— MATERIAL PROVIDED —
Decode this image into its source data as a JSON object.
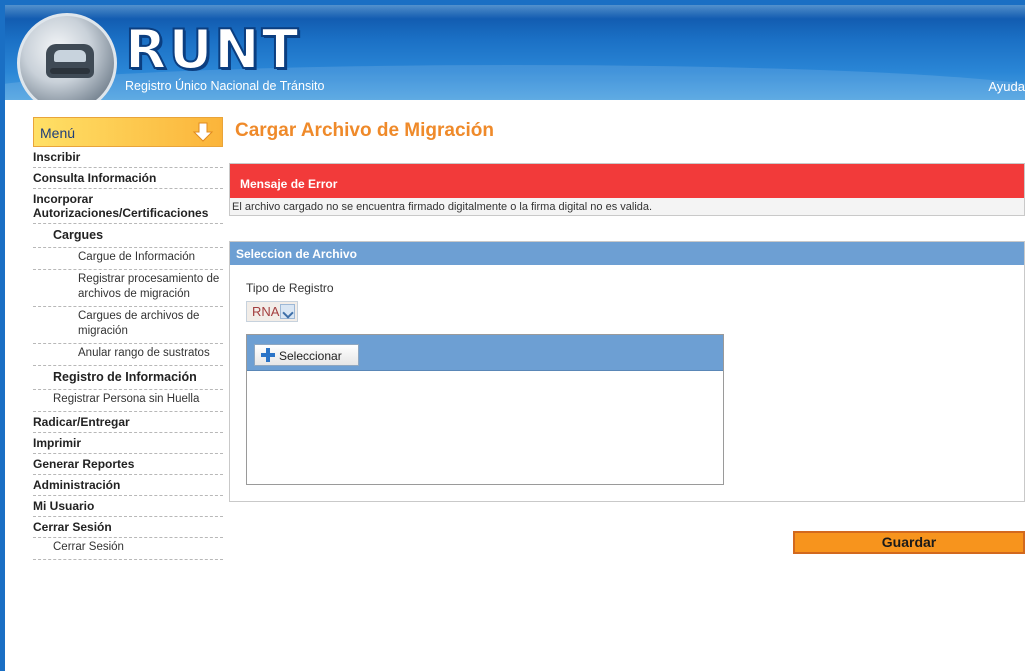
{
  "header": {
    "brand": "RUNT",
    "tagline": "Registro Único Nacional de Tránsito",
    "help": "Ayuda"
  },
  "sidebar": {
    "menu_title": "Menú",
    "items": {
      "inscribir": "Inscribir",
      "consulta": "Consulta Información",
      "incorporar": "Incorporar Autorizaciones/Certificaciones",
      "cargues": "Cargues",
      "cargue_info": "Cargue de Información",
      "registrar_proc": "Registrar procesamiento de archivos de migración",
      "cargues_archivos": "Cargues de archivos de migración",
      "anular": "Anular rango de sustratos",
      "registro_info": "Registro de Información",
      "registrar_persona": "Registrar Persona sin Huella",
      "radicar": "Radicar/Entregar",
      "imprimir": "Imprimir",
      "reportes": "Generar Reportes",
      "admin": "Administración",
      "usuario": "Mi Usuario",
      "cerrar": "Cerrar Sesión",
      "cerrar_sub": "Cerrar Sesión"
    }
  },
  "main": {
    "title": "Cargar Archivo de Migración",
    "error": {
      "heading": "Mensaje de Error",
      "message": "El archivo cargado no se encuentra firmado digitalmente o la firma digital no es valida."
    },
    "selection": {
      "heading": "Seleccion de Archivo",
      "tipo_label": "Tipo de Registro",
      "tipo_value": "RNA",
      "select_button": "Seleccionar"
    },
    "save_button": "Guardar"
  },
  "colors": {
    "header_blue": "#1a6fc4",
    "title_orange": "#ef8a2a",
    "error_red": "#f23a3a",
    "panel_blue": "#6d9fd3",
    "save_orange": "#f7941d"
  },
  "icons": {
    "menu_arrow": "arrow-down-icon",
    "add": "plus-icon",
    "dropdown": "chevron-down-icon",
    "logo": "car-logo-icon"
  }
}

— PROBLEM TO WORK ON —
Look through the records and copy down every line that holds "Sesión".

— ANSWER SECTION —
      "cerrar": "Cerrar Sesión",
      "cerrar_sub": "Cerrar Sesión"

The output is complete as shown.